Based on the above, the Ninth Circuit concluded that the plaintiff bears the burden of proof to show a defendant’s net worth.
The court’s decision here is well reasoned. If a plaintiff wants damages from a defendant, then it is the plaintiff’s job to prove both that defendant is liable and what amount of damages is appropriate. To require a defendant to prove how much the damages against him should be is like forcing him to walk himself down the plank.
One small portion of the court’s decision discusses how appellant attempted to argue that litigation costs would increase and discovery battles would be inevitable if the plaintiff bore the burden of proof to show a debt collector’s net worth, an argument the court denied. This observation stands out specifically because discovery was conducted in this case and the financial information was produced after the court entered a protective order. This allegedly burdensome work was already done and yet appellant still presented none of it at trial despite it being available.
On a procedural note, if defendant has a claim against plaintiff that arises from the same transaction or occurrence, then the courts require defendant to file what is called a counterclaim within the same action for the sake of judicial economy. In other words, the courts would prefer to address all issues in one court case than in multiple cases across their docket. If the defendant files a counterclaim, then he steps into the role of a plaintiff for those particular claims. An example in the debt collection context would be if a debt collector files a collection suit against a consumer and, within that suit, the consumer files a FDCPA counterclaim against the debt collector.
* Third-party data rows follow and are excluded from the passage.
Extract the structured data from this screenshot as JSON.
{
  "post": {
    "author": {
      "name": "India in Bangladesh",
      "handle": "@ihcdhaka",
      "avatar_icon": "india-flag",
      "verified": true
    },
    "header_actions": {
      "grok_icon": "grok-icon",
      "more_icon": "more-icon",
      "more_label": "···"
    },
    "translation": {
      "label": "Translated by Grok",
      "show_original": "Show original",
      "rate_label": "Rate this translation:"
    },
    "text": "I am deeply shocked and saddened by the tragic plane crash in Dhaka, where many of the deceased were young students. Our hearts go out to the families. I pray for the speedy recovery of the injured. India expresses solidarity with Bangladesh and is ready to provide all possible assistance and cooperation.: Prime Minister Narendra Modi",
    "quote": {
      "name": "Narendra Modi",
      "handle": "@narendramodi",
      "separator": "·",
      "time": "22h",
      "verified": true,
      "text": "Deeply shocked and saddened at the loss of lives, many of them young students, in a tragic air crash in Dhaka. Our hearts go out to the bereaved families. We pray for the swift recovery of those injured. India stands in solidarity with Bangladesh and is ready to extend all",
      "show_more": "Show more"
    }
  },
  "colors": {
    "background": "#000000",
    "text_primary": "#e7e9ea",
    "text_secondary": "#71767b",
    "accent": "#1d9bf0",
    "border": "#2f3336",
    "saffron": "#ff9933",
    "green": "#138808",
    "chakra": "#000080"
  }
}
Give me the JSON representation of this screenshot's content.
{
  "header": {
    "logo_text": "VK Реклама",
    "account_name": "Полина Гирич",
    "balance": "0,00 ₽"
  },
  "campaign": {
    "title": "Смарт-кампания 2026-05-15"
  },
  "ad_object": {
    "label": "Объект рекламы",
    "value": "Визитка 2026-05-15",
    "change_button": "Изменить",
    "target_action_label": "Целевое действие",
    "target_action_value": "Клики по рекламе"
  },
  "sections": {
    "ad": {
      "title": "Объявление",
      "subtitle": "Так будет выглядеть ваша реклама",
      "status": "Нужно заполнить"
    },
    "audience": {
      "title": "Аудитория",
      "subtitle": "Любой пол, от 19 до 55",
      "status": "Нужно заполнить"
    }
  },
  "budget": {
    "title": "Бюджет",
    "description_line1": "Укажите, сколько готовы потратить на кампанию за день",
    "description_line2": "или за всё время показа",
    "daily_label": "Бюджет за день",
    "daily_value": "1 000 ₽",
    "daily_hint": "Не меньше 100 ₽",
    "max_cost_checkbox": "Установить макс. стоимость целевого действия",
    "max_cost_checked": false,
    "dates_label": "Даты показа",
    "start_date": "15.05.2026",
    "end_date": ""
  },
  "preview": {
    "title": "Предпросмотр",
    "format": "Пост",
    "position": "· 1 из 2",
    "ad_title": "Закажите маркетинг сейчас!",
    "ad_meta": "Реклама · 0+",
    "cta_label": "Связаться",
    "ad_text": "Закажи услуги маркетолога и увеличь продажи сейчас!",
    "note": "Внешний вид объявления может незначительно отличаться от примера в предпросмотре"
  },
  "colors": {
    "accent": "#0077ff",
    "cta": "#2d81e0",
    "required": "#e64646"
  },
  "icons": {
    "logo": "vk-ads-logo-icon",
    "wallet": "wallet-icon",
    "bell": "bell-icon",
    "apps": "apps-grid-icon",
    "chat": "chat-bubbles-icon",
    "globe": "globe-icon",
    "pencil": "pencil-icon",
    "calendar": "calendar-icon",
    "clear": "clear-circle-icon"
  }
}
In that situation, even though the consumer is a defendant within the suit, he steps into the role of a plaintiff for the FDCPA counterclaim and thus bear the burden of proof.